(Task prompt)
Retype all of the data word for word, without pictures.

Component data from apps and pages:

Content starts

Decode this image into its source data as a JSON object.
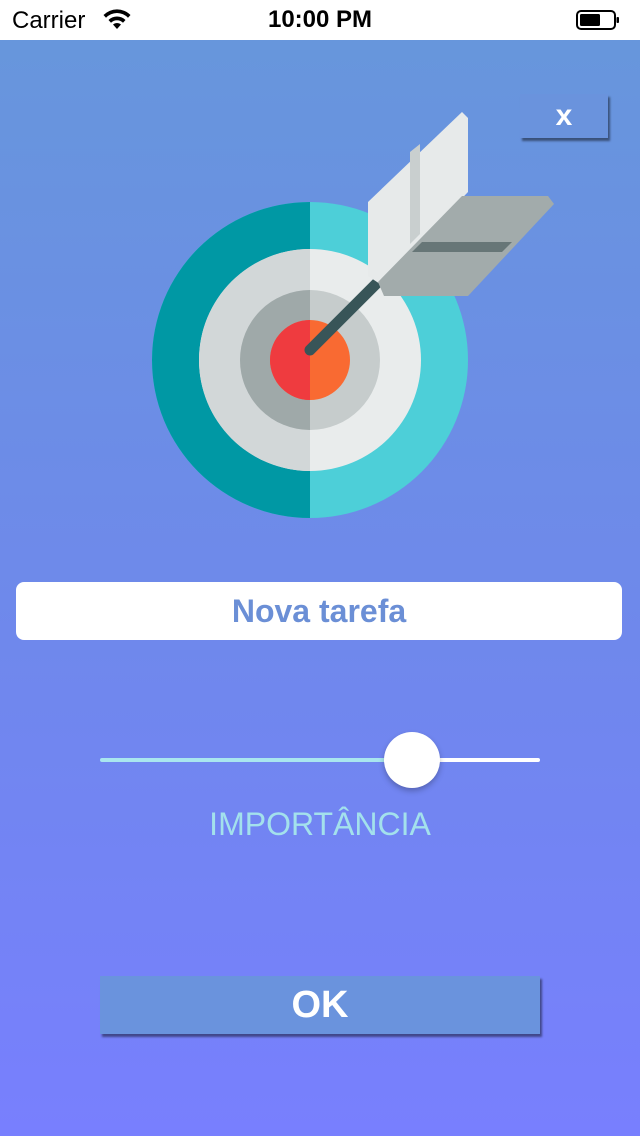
{
  "status_bar": {
    "carrier": "Carrier",
    "time": "10:00 PM"
  },
  "close_button": {
    "label": "x"
  },
  "task_field": {
    "placeholder": "Nova tarefa"
  },
  "importance_slider": {
    "value": 0.74,
    "label": "IMPORTÂNCIA"
  },
  "ok_button": {
    "label": "OK"
  },
  "colors": {
    "background_top": "#6796dc",
    "background_bottom": "#787ffe",
    "button": "#6a93dd",
    "slider_min_track": "#a9e6ef",
    "label_text": "#a3e1ec",
    "input_text": "#6b8fd6"
  },
  "icons": {
    "illustration": "target-with-arrow-icon",
    "wifi": "wifi-icon",
    "battery": "battery-icon"
  }
}
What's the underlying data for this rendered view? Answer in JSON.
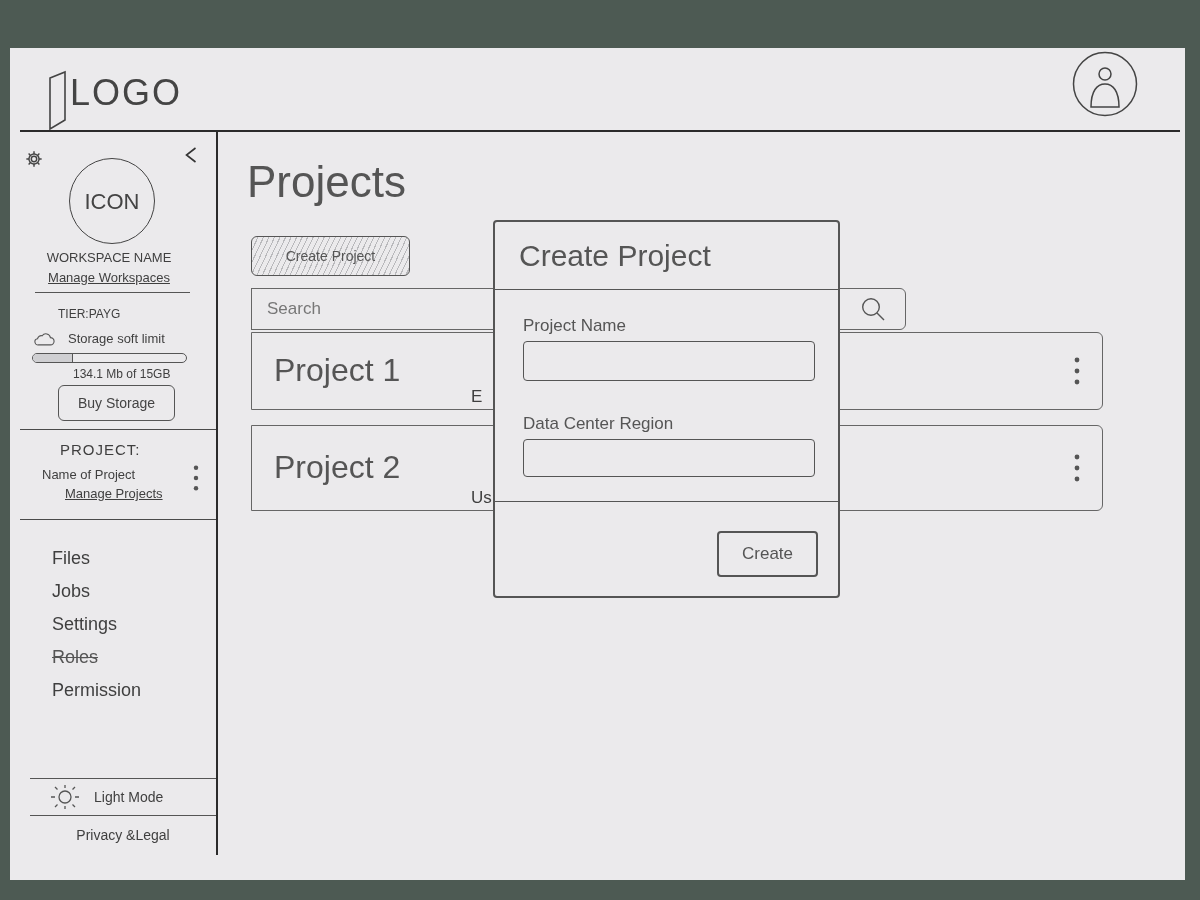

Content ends

(Completed exercise)
Decode this image into its source data as a JSON object.
{
  "status_bar": {
    "carrier": "Carrier",
    "time": "10:00 PM"
  },
  "close_button": {
    "label": "x"
  },
  "task_field": {
    "placeholder": "Nova tarefa"
  },
  "importance_slider": {
    "value": 0.74,
    "label": "IMPORTÂNCIA"
  },
  "ok_button": {
    "label": "OK"
  },
  "colors": {
    "background_top": "#6796dc",
    "background_bottom": "#787ffe",
    "button": "#6a93dd",
    "slider_min_track": "#a9e6ef",
    "label_text": "#a3e1ec",
    "input_text": "#6b8fd6"
  },
  "icons": {
    "illustration": "target-with-arrow-icon",
    "wifi": "wifi-icon",
    "battery": "battery-icon"
  }
}
What's the underlying data for this rendered view? Answer in JSON.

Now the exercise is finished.